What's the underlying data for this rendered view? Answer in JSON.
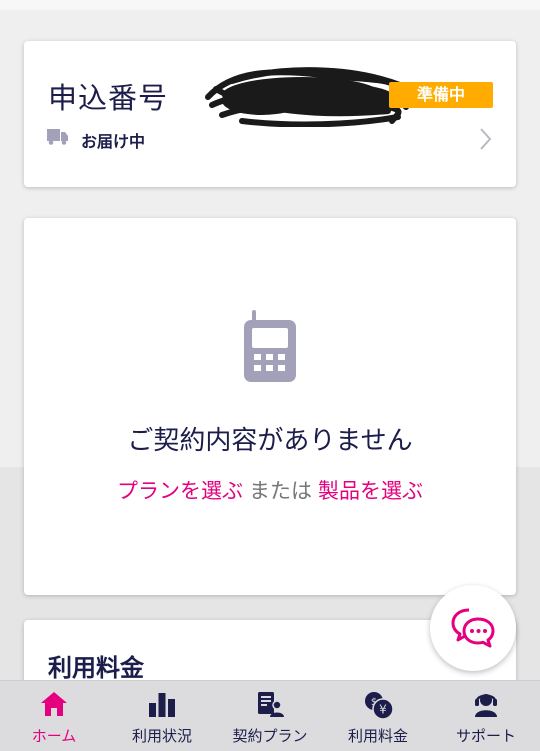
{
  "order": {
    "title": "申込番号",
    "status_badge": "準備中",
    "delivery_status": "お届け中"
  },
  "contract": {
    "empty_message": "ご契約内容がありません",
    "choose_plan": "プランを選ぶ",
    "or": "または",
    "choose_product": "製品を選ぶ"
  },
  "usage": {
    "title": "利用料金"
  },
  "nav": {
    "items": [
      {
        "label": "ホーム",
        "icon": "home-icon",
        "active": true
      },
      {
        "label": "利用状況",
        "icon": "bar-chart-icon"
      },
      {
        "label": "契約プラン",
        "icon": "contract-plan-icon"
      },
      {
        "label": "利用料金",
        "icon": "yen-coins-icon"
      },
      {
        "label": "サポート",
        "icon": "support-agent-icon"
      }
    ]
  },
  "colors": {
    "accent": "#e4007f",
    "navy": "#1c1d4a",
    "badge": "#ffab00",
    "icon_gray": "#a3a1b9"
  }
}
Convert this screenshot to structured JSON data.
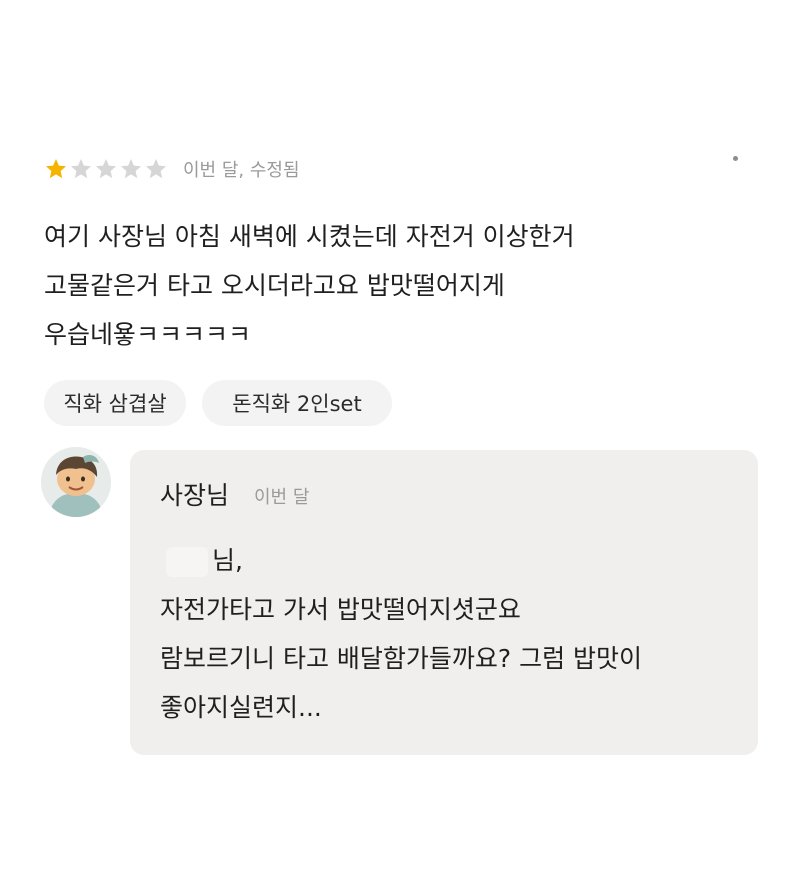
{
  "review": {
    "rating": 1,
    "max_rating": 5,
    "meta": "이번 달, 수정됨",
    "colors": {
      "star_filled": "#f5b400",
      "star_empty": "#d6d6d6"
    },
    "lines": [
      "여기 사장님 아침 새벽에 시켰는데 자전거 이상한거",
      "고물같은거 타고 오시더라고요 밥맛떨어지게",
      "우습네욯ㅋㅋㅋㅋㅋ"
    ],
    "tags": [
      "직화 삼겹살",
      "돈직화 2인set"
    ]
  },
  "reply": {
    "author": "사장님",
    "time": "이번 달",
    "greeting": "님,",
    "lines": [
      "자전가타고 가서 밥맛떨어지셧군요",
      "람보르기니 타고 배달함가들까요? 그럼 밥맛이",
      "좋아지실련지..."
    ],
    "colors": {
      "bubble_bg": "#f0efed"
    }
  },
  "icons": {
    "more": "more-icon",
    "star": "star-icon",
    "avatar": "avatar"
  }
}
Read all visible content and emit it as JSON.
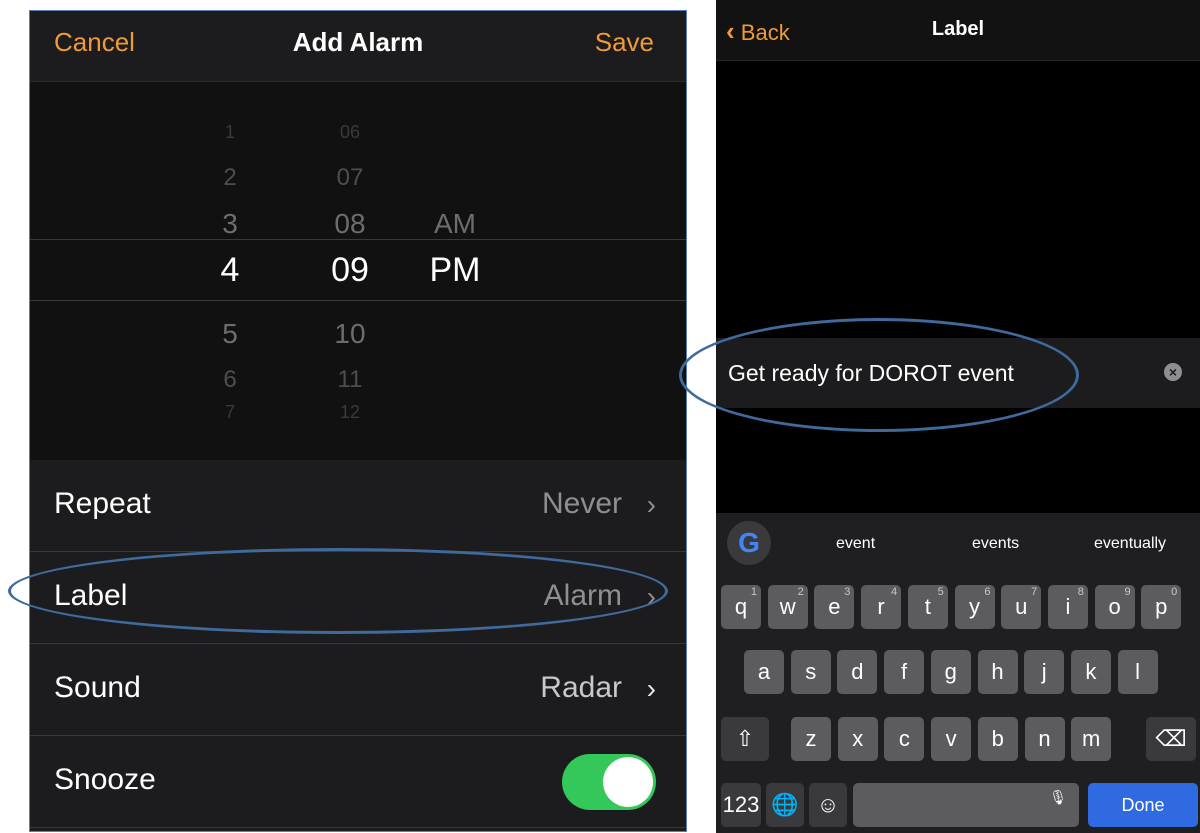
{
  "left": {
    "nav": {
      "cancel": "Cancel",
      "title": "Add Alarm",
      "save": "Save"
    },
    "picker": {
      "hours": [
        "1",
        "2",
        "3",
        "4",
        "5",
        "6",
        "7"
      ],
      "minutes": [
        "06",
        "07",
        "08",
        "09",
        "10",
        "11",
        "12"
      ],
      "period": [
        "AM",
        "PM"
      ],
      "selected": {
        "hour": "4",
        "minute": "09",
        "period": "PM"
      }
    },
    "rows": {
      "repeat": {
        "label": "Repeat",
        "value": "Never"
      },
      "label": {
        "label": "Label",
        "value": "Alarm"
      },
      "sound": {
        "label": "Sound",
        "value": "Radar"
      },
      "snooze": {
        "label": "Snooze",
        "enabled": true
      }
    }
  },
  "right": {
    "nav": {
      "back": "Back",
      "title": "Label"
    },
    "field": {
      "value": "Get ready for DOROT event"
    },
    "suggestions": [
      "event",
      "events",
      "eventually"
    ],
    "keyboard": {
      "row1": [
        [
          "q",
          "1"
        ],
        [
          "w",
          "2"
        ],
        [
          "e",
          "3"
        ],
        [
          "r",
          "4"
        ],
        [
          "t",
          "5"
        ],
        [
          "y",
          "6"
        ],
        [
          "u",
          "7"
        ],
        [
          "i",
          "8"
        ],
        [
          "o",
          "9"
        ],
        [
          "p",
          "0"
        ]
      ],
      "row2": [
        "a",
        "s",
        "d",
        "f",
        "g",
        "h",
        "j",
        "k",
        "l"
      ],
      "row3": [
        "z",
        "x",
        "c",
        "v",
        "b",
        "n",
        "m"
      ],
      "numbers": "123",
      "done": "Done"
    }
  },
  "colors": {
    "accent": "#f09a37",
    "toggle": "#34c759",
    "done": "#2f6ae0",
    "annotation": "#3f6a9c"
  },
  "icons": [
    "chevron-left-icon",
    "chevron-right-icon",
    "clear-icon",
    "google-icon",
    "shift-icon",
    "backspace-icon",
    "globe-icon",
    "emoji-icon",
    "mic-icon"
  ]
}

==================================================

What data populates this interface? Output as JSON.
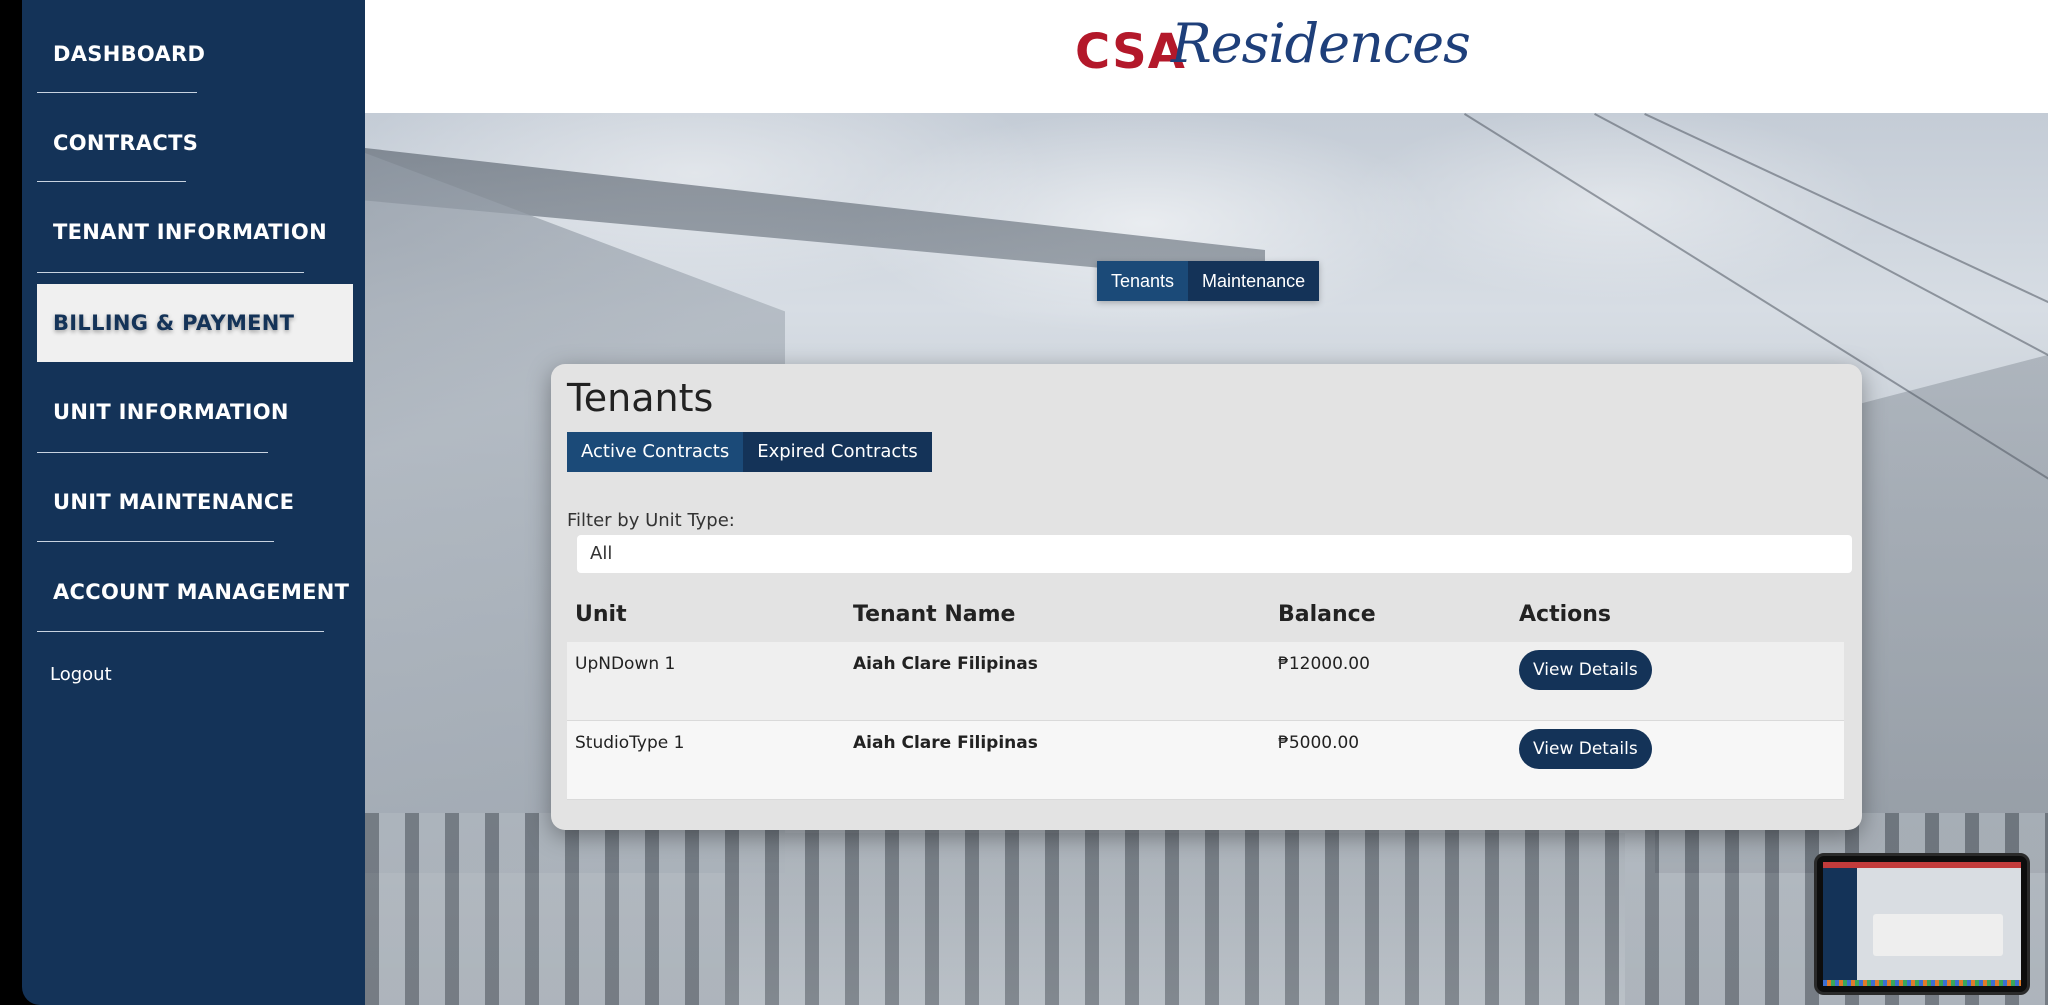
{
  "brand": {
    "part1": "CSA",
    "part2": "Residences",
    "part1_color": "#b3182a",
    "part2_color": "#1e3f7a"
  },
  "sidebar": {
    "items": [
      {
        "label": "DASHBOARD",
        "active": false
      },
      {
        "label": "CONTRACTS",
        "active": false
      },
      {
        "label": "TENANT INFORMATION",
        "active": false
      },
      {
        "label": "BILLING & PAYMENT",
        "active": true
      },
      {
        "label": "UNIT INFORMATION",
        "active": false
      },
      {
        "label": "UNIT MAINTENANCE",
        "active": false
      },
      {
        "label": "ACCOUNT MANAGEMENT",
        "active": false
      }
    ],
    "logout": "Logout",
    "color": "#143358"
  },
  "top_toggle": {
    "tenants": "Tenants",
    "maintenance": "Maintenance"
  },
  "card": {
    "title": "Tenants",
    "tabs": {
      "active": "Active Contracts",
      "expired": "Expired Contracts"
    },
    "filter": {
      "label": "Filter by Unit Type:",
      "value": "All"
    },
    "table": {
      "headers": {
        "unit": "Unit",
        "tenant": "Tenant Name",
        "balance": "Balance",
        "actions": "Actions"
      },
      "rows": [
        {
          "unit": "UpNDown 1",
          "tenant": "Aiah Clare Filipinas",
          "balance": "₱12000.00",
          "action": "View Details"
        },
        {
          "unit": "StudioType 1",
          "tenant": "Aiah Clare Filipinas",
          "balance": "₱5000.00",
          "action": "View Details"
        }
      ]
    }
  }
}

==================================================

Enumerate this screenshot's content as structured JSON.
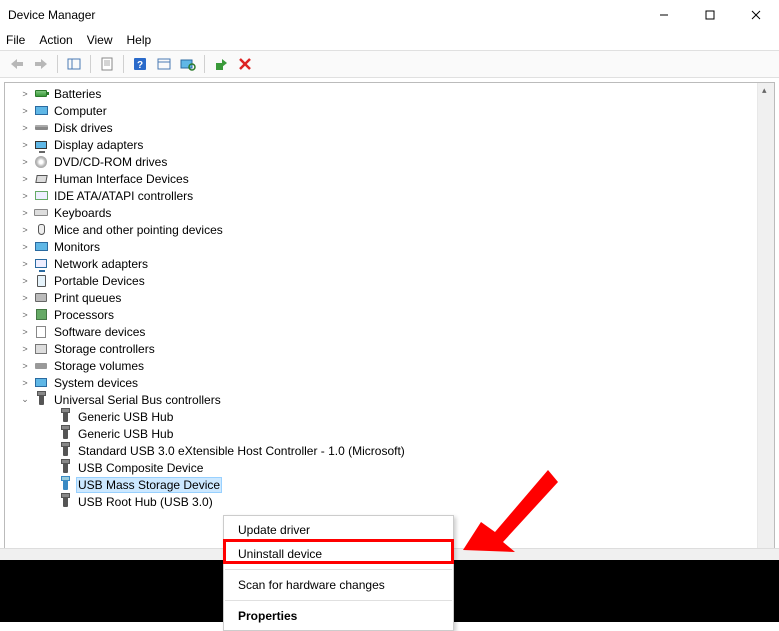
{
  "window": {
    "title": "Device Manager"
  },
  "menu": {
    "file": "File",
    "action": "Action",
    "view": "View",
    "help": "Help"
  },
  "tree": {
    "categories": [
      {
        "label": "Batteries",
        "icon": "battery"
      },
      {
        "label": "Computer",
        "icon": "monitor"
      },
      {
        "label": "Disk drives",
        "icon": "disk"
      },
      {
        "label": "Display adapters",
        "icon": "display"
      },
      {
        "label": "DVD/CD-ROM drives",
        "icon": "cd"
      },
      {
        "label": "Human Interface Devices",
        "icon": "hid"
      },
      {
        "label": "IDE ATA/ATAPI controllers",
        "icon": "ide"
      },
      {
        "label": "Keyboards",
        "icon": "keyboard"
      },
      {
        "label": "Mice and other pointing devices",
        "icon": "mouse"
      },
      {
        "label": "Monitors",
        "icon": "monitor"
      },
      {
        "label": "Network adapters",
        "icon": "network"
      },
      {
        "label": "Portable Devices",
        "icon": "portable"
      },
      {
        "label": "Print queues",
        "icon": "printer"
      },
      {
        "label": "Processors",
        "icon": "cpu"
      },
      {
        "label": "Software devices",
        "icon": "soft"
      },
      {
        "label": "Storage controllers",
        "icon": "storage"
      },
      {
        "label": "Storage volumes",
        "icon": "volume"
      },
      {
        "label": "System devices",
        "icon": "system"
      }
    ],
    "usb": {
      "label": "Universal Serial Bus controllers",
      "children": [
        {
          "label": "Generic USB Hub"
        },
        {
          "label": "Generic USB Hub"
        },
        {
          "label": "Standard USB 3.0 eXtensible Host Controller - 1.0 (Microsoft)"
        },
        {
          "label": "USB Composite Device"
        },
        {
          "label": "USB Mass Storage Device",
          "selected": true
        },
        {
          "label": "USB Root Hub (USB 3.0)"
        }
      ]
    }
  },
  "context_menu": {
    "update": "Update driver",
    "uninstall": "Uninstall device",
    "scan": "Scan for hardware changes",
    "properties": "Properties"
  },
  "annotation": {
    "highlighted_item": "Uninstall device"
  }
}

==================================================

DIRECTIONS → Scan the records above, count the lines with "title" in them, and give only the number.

TASK SOLUTION → 6